__ABOUT THIS TASK__: Take the line containing "Output a JSON" and every line after it to the end of the data, and write them out exactly as they appear.

__Page and application data records__:

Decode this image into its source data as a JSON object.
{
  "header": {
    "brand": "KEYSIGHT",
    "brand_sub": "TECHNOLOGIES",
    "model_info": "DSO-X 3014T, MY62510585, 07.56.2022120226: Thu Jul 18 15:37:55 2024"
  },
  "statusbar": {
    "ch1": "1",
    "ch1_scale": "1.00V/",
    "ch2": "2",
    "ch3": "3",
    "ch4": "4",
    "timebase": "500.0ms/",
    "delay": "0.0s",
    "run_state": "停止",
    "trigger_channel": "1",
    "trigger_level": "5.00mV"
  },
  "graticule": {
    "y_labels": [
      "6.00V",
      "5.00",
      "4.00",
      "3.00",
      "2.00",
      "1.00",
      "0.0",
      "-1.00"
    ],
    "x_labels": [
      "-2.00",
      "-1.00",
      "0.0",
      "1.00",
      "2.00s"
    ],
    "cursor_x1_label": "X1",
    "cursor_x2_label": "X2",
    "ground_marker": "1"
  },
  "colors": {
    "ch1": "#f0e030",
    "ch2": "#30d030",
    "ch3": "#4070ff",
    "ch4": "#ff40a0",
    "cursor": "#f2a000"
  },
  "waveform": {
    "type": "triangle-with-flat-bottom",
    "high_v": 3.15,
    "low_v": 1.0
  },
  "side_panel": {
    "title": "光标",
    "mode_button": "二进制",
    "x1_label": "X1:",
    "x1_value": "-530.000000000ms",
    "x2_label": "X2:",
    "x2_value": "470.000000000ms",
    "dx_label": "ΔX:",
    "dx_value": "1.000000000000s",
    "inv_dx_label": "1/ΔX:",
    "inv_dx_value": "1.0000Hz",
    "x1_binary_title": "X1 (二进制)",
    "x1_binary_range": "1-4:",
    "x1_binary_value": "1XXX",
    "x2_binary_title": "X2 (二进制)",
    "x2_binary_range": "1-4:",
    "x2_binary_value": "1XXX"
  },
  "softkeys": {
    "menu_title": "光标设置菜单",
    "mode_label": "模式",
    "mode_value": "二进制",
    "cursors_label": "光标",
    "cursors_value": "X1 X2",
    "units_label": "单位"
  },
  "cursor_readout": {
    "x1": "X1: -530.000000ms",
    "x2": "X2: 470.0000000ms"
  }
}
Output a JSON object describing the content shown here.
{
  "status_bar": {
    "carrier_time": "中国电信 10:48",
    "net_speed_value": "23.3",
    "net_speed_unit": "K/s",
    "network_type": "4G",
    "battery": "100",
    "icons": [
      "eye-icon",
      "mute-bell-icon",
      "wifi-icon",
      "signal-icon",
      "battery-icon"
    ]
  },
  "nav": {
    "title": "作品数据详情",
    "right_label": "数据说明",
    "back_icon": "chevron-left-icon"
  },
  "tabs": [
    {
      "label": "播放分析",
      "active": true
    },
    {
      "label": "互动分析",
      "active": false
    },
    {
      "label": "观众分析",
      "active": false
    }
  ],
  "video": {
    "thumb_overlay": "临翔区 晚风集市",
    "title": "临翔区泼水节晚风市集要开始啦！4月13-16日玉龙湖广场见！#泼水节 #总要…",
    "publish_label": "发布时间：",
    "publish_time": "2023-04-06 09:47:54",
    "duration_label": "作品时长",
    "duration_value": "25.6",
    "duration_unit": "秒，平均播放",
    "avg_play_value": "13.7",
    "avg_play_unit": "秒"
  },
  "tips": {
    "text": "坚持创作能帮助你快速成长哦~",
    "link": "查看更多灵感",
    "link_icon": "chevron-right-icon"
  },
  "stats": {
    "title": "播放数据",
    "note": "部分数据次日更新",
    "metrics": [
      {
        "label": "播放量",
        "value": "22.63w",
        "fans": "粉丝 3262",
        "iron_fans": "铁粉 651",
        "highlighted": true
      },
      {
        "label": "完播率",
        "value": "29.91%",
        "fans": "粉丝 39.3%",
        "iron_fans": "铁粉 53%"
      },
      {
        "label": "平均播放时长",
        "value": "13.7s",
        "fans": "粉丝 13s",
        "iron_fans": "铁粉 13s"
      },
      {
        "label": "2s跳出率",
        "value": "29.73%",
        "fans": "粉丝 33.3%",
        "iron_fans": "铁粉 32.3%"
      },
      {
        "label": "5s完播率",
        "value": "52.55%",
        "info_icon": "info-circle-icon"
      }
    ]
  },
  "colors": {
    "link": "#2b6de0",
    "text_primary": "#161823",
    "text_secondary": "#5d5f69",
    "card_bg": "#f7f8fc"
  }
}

__RESULT__:
Output a JSON object describing the content shown here.
{
  "status_bar": {
    "carrier_time": "中国电信 10:48",
    "net_speed_value": "23.3",
    "net_speed_unit": "K/s",
    "network_type": "4G",
    "battery": "100",
    "icons": [
      "eye-icon",
      "mute-bell-icon",
      "wifi-icon",
      "signal-icon",
      "battery-icon"
    ]
  },
  "nav": {
    "title": "作品数据详情",
    "right_label": "数据说明",
    "back_icon": "chevron-left-icon"
  },
  "tabs": [
    {
      "label": "播放分析",
      "active": true
    },
    {
      "label": "互动分析",
      "active": false
    },
    {
      "label": "观众分析",
      "active": false
    }
  ],
  "video": {
    "thumb_overlay": "临翔区 晚风集市",
    "title": "临翔区泼水节晚风市集要开始啦！4月13-16日玉龙湖广场见！#泼水节 #总要…",
    "publish_label": "发布时间：",
    "publish_time": "2023-04-06 09:47:54",
    "duration_label": "作品时长",
    "duration_value": "25.6",
    "duration_unit": "秒，平均播放",
    "avg_play_value": "13.7",
    "avg_play_unit": "秒"
  },
  "tips": {
    "text": "坚持创作能帮助你快速成长哦~",
    "link": "查看更多灵感",
    "link_icon": "chevron-right-icon"
  },
  "stats": {
    "title": "播放数据",
    "note": "部分数据次日更新",
    "metrics": [
      {
        "label": "播放量",
        "value": "22.63w",
        "fans": "粉丝 3262",
        "iron_fans": "铁粉 651",
        "highlighted": true
      },
      {
        "label": "完播率",
        "value": "29.91%",
        "fans": "粉丝 39.3%",
        "iron_fans": "铁粉 53%"
      },
      {
        "label": "平均播放时长",
        "value": "13.7s",
        "fans": "粉丝 13s",
        "iron_fans": "铁粉 13s"
      },
      {
        "label": "2s跳出率",
        "value": "29.73%",
        "fans": "粉丝 33.3%",
        "iron_fans": "铁粉 32.3%"
      },
      {
        "label": "5s完播率",
        "value": "52.55%",
        "info_icon": "info-circle-icon"
      }
    ]
  },
  "colors": {
    "link": "#2b6de0",
    "text_primary": "#161823",
    "text_secondary": "#5d5f69",
    "card_bg": "#f7f8fc"
  }
}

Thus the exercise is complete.